▼

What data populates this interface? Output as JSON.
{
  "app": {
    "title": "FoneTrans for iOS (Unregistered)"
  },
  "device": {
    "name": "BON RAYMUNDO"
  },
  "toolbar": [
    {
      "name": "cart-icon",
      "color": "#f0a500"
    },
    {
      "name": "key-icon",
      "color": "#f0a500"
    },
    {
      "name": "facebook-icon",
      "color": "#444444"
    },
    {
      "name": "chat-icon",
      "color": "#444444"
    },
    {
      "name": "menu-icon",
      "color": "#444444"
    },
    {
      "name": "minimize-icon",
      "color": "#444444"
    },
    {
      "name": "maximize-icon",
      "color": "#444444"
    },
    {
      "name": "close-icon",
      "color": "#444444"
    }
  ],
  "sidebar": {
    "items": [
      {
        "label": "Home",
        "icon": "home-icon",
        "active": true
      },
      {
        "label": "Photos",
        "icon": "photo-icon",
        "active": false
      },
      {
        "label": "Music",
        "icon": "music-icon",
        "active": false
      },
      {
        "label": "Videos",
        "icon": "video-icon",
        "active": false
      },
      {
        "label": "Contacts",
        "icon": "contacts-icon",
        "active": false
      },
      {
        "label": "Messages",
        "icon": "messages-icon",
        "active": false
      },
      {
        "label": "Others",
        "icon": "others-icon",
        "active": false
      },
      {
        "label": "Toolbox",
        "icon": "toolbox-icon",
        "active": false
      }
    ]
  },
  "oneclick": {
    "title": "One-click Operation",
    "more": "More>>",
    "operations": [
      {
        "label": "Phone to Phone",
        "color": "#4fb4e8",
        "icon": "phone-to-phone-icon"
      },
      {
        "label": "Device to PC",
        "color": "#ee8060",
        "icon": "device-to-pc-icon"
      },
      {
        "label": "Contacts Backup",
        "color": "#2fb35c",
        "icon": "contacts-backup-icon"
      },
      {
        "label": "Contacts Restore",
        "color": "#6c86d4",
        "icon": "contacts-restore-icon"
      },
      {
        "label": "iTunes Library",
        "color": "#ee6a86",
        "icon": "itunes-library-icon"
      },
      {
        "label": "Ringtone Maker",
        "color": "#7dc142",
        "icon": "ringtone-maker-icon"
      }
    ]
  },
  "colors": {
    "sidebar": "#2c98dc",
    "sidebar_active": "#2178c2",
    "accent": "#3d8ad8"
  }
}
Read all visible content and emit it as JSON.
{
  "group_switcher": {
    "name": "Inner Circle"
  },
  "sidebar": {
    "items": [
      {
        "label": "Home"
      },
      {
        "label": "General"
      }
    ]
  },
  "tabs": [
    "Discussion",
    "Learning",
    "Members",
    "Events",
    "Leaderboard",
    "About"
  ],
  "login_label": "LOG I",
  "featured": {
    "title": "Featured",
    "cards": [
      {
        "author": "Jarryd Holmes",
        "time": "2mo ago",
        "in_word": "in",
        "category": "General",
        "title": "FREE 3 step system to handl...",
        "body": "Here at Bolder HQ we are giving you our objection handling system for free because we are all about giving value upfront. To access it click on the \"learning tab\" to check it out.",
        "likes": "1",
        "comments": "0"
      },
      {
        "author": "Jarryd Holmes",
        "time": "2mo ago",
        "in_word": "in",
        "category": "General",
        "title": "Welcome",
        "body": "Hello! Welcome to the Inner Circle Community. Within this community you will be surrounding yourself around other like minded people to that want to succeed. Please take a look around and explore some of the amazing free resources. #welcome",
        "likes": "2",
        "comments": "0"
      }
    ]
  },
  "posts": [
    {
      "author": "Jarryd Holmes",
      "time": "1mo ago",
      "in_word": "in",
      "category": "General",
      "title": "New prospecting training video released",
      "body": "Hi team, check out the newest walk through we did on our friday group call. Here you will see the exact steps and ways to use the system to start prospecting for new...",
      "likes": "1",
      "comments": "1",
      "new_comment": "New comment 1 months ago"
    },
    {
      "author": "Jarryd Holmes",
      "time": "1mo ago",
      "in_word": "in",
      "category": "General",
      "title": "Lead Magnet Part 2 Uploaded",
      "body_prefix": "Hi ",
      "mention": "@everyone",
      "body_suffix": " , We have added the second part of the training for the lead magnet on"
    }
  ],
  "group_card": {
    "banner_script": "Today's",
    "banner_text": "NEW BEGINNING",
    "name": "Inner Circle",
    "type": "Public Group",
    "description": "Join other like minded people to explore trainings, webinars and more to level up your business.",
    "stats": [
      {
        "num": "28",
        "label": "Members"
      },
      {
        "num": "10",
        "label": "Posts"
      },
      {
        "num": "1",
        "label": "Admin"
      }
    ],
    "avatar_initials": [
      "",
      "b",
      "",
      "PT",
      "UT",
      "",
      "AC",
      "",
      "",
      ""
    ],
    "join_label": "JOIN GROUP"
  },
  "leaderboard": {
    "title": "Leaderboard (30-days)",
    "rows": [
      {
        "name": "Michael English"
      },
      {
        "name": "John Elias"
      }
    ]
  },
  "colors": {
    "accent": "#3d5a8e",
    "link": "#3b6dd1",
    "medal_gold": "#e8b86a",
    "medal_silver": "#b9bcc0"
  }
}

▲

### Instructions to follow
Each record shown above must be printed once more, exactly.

### Exercise response
What data populates this interface? Output as JSON.
{
  "app": {
    "title": "FoneTrans for iOS (Unregistered)"
  },
  "device": {
    "name": "BON RAYMUNDO"
  },
  "toolbar": [
    {
      "name": "cart-icon",
      "color": "#f0a500"
    },
    {
      "name": "key-icon",
      "color": "#f0a500"
    },
    {
      "name": "facebook-icon",
      "color": "#444444"
    },
    {
      "name": "chat-icon",
      "color": "#444444"
    },
    {
      "name": "menu-icon",
      "color": "#444444"
    },
    {
      "name": "minimize-icon",
      "color": "#444444"
    },
    {
      "name": "maximize-icon",
      "color": "#444444"
    },
    {
      "name": "close-icon",
      "color": "#444444"
    }
  ],
  "sidebar": {
    "items": [
      {
        "label": "Home",
        "icon": "home-icon",
        "active": true
      },
      {
        "label": "Photos",
        "icon": "photo-icon",
        "active": false
      },
      {
        "label": "Music",
        "icon": "music-icon",
        "active": false
      },
      {
        "label": "Videos",
        "icon": "video-icon",
        "active": false
      },
      {
        "label": "Contacts",
        "icon": "contacts-icon",
        "active": false
      },
      {
        "label": "Messages",
        "icon": "messages-icon",
        "active": false
      },
      {
        "label": "Others",
        "icon": "others-icon",
        "active": false
      },
      {
        "label": "Toolbox",
        "icon": "toolbox-icon",
        "active": false
      }
    ]
  },
  "oneclick": {
    "title": "One-click Operation",
    "more": "More>>",
    "operations": [
      {
        "label": "Phone to Phone",
        "color": "#4fb4e8",
        "icon": "phone-to-phone-icon"
      },
      {
        "label": "Device to PC",
        "color": "#ee8060",
        "icon": "device-to-pc-icon"
      },
      {
        "label": "Contacts Backup",
        "color": "#2fb35c",
        "icon": "contacts-backup-icon"
      },
      {
        "label": "Contacts Restore",
        "color": "#6c86d4",
        "icon": "contacts-restore-icon"
      },
      {
        "label": "iTunes Library",
        "color": "#ee6a86",
        "icon": "itunes-library-icon"
      },
      {
        "label": "Ringtone Maker",
        "color": "#7dc142",
        "icon": "ringtone-maker-icon"
      }
    ]
  },
  "colors": {
    "sidebar": "#2c98dc",
    "sidebar_active": "#2178c2",
    "accent": "#3d8ad8"
  }
}
Read all visible content and emit it as JSON.
{
  "group_switcher": {
    "name": "Inner Circle"
  },
  "sidebar": {
    "items": [
      {
        "label": "Home"
      },
      {
        "label": "General"
      }
    ]
  },
  "tabs": [
    "Discussion",
    "Learning",
    "Members",
    "Events",
    "Leaderboard",
    "About"
  ],
  "login_label": "LOG I",
  "featured": {
    "title": "Featured",
    "cards": [
      {
        "author": "Jarryd Holmes",
        "time": "2mo ago",
        "in_word": "in",
        "category": "General",
        "title": "FREE 3 step system to handl...",
        "body": "Here at Bolder HQ we are giving you our objection handling system for free because we are all about giving value upfront. To access it click on the \"learning tab\" to check it out.",
        "likes": "1",
        "comments": "0"
      },
      {
        "author": "Jarryd Holmes",
        "time": "2mo ago",
        "in_word": "in",
        "category": "General",
        "title": "Welcome",
        "body": "Hello! Welcome to the Inner Circle Community. Within this community you will be surrounding yourself around other like minded people to that want to succeed. Please take a look around and explore some of the amazing free resources. #welcome",
        "likes": "2",
        "comments": "0"
      }
    ]
  },
  "posts": [
    {
      "author": "Jarryd Holmes",
      "time": "1mo ago",
      "in_word": "in",
      "category": "General",
      "title": "New prospecting training video released",
      "body": "Hi team, check out the newest walk through we did on our friday group call. Here you will see the exact steps and ways to use the system to start prospecting for new...",
      "likes": "1",
      "comments": "1",
      "new_comment": "New comment 1 months ago"
    },
    {
      "author": "Jarryd Holmes",
      "time": "1mo ago",
      "in_word": "in",
      "category": "General",
      "title": "Lead Magnet Part 2 Uploaded",
      "body_prefix": "Hi ",
      "mention": "@everyone",
      "body_suffix": " , We have added the second part of the training for the lead magnet on"
    }
  ],
  "group_card": {
    "banner_script": "Today's",
    "banner_text": "NEW BEGINNING",
    "name": "Inner Circle",
    "type": "Public Group",
    "description": "Join other like minded people to explore trainings, webinars and more to level up your business.",
    "stats": [
      {
        "num": "28",
        "label": "Members"
      },
      {
        "num": "10",
        "label": "Posts"
      },
      {
        "num": "1",
        "label": "Admin"
      }
    ],
    "avatar_initials": [
      "",
      "b",
      "",
      "PT",
      "UT",
      "",
      "AC",
      "",
      "",
      ""
    ],
    "join_label": "JOIN GROUP"
  },
  "leaderboard": {
    "title": "Leaderboard (30-days)",
    "rows": [
      {
        "name": "Michael English"
      },
      {
        "name": "John Elias"
      }
    ]
  },
  "colors": {
    "accent": "#3d5a8e",
    "link": "#3b6dd1",
    "medal_gold": "#e8b86a",
    "medal_silver": "#b9bcc0"
  }
}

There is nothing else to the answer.